Nicolas Peuch, an 80-year-old billionaire and owner of a 5.7% stake in luxury fashion house Hermès, has made a surprising decision regarding his inheritance. Rather than leaving his substantial €12 billion ($13 billion) fortune to the charity he founded, Peuch intends to adopt his long-time gardener, who hails from a “modest Moroccan family” and is now in his fifties. This move is aimed at cutting ties with his charity and ensuring that his groundskeeper becomes his rightful heir.
Peuch, a reclusive individual and one of Switzerland’s wealthiest residents, had originally pledged his fortune to the Isocrates Foundation, which he established in 2011. The foundation’s purpose was to support public interest journalism and promote civic discourse. However, Peuch has since changed his plan, opting to transfer his vast inheritance, including valuable properties in Switzerland and Morocco, to his groundskeeper, who is married and has two children of his own.
Although Peuch’s intentions may seem unconventional, he has encountered opposition from the Isocrates Foundation. The foundation is questioning the legal validity of Peuch’s plans, as Swiss law requires individuals who wish to adopt adults to have lived with the adoptee for at least a year during their childhood. The foundation expressed its concerns regarding the sudden and unilateral annulment of Peuch’s initial succession agreement, stating that it appears void and unfounded. Nevertheless, they remain open to discussion with Peuch regarding this matter.
The Billionaire’s Adoption Plans
The billionaire’s adoption plans come after his departure from Hermès’ supervisory board in 2014, citing a family rift. His decision to not merge his holdings with other family members was a strategic move to prevent a takeover by Bernard Arnault, the chief of LVMH Moët Hennessy Louis Vuitton.
Allegations and Investigation
Explanation and Response
Responding to Peuch’s resignation from Hermès’ board, a spokesperson for the billionaire explained the situation in 2014. The spokesperson stated that Peuch had been targeted and attacked by certain family members on various fronts, not solely related to LVMH. They also emphasized that Peuch had never sold his longstanding LVMH shares, despite accusations suggesting otherwise.
Settlement and Stake Reduction
As part of a court-agreed settlement, Arnault began reducing his stake in Hermès after French regulators imposed fines on LVMH for failing to disclose their stake buildup.
The Isocrates Foundation
In 2011, Peuch founded the Isocrates Foundation by initially contributing 10 million Swiss francs ($11.5 million) as funding.

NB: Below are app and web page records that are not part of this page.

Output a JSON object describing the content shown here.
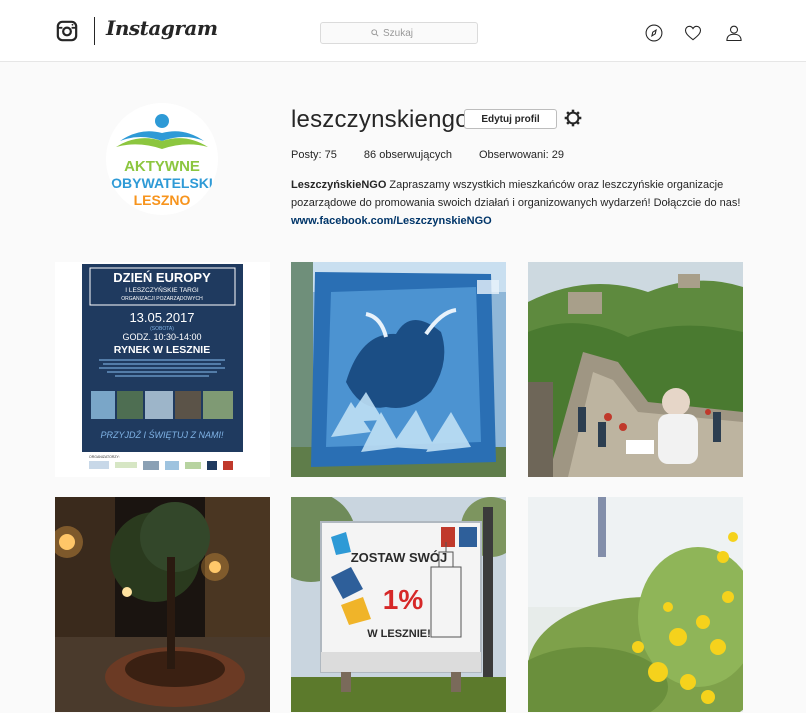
{
  "header": {
    "brand": "Instagram",
    "search": {
      "placeholder": "Szukaj"
    },
    "icons": [
      "instagram-glyph-icon",
      "explore-compass-icon",
      "activity-heart-icon",
      "profile-person-icon"
    ]
  },
  "profile": {
    "username": "leszczynskiengo",
    "edit_button": "Edytuj profil",
    "avatar_text": {
      "line1": "AKTYWNE",
      "line2": "OBYWATELSKI",
      "line3": "LESZNO"
    },
    "stats": {
      "posts_label": "Posty:",
      "posts": "75",
      "followers": "86",
      "followers_label": "obserwujących",
      "following_label": "Obserwowani:",
      "following": "29"
    },
    "bio": {
      "name": "LeszczyńskieNGO",
      "text": " Zapraszamy wszystkich mieszkańców oraz leszczyńskie organizacje pozarządowe do promowania swoich działań i organizowanych wydarzeń! Dołączcie do nas! ",
      "link": "www.facebook.com/LeszczynskieNGO"
    }
  },
  "posts": {
    "p1": {
      "title": "DZIEŃ EUROPY",
      "subtitle1": "I LESZCZYŃSKIE TARGI",
      "subtitle2": "ORGANIZACJI POZARZĄDOWYCH",
      "date": "13.05.2017",
      "day": "(SOBOTA)",
      "hours": "GODZ. 10:30-14:00",
      "place": "RYNEK W LESZNIE",
      "cta": "PRZYJDŹ I ŚWIĘTUJ Z NAMI!",
      "sponsors": "ORGANIZATORZY:"
    },
    "p5": {
      "line1": "ZOSTAW SWÓJ",
      "percent": "1%",
      "line2": "W LESZNIE!"
    }
  },
  "colors": {
    "poster_bg": "#1f3a5f",
    "poster_accent": "#7fb2e5",
    "link": "#003569",
    "logo_blue": "#2e9ad6",
    "logo_green": "#8cc63f",
    "logo_orange": "#f7941d"
  }
}
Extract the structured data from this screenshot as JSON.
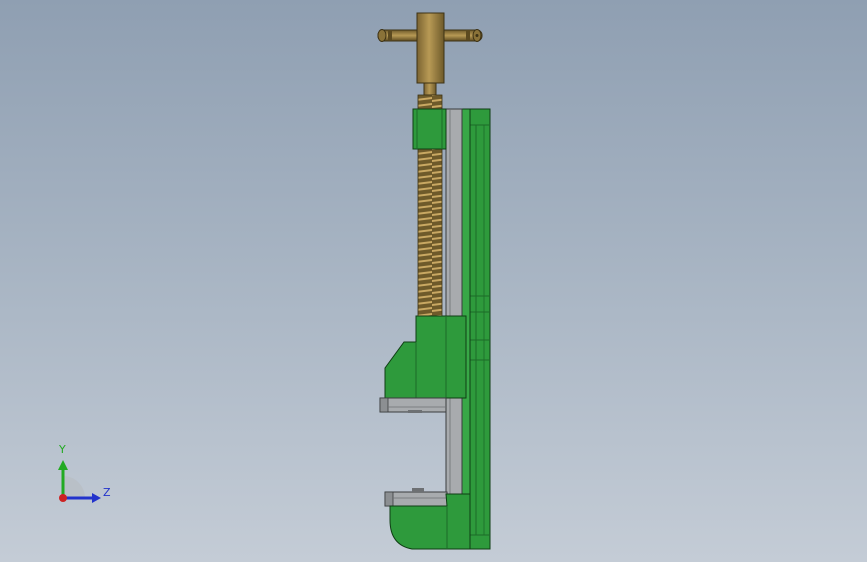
{
  "viewport": {
    "background_top": "#8f9fb2",
    "background_bottom": "#c4ccd6"
  },
  "model": {
    "colors": {
      "body_green": "#2e9a3c",
      "body_green_dark": "#1c6b27",
      "steel_gray": "#a8abae",
      "steel_gray_dark": "#6d7073",
      "brass": "#a68b47",
      "brass_dark": "#6e5a2a",
      "thread": "#b08a4a"
    }
  },
  "triad": {
    "labels": {
      "y": "Y",
      "z": "Z"
    },
    "colors": {
      "y": "#22aa22",
      "z": "#2233cc",
      "x": "#cc2222"
    }
  }
}
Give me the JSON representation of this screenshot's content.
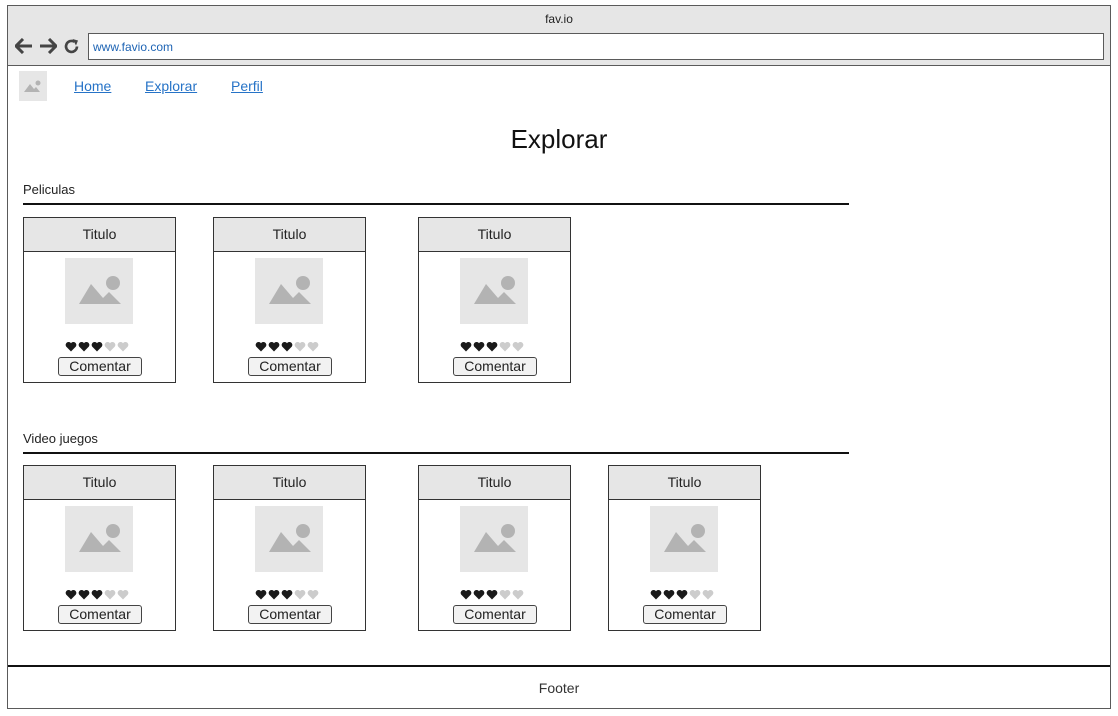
{
  "window": {
    "title": "fav.io"
  },
  "browser": {
    "url": "www.favio.com"
  },
  "icons": {
    "back": "arrow-left-icon",
    "forward": "arrow-right-icon",
    "reload": "reload-icon",
    "logo": "image-placeholder-icon",
    "heart": "heart-icon"
  },
  "nav": {
    "items": [
      {
        "label": "Home"
      },
      {
        "label": "Explorar"
      },
      {
        "label": "Perfil"
      }
    ]
  },
  "page": {
    "title": "Explorar"
  },
  "sections": [
    {
      "title": "Peliculas",
      "cards": [
        {
          "title": "Titulo",
          "rating": 3,
          "max_rating": 5,
          "button": "Comentar"
        },
        {
          "title": "Titulo",
          "rating": 3,
          "max_rating": 5,
          "button": "Comentar"
        },
        {
          "title": "Titulo",
          "rating": 3,
          "max_rating": 5,
          "button": "Comentar"
        }
      ]
    },
    {
      "title": "Video juegos",
      "cards": [
        {
          "title": "Titulo",
          "rating": 3,
          "max_rating": 5,
          "button": "Comentar"
        },
        {
          "title": "Titulo",
          "rating": 3,
          "max_rating": 5,
          "button": "Comentar"
        },
        {
          "title": "Titulo",
          "rating": 3,
          "max_rating": 5,
          "button": "Comentar"
        },
        {
          "title": "Titulo",
          "rating": 3,
          "max_rating": 5,
          "button": "Comentar"
        }
      ]
    }
  ],
  "footer": {
    "label": "Footer"
  },
  "colors": {
    "link": "#2673c7",
    "url_text": "#1e64b4",
    "placeholder_bg": "#e6e6e6",
    "placeholder_fg": "#b3b3b3",
    "heart_filled": "#1a1a1a",
    "heart_empty": "#cccccc"
  }
}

The foundation operates under the principle that the assets will not be returned to the founder, his heirs, or donors.
Note: We approached Hermès and the Isocrates Foundation for comment.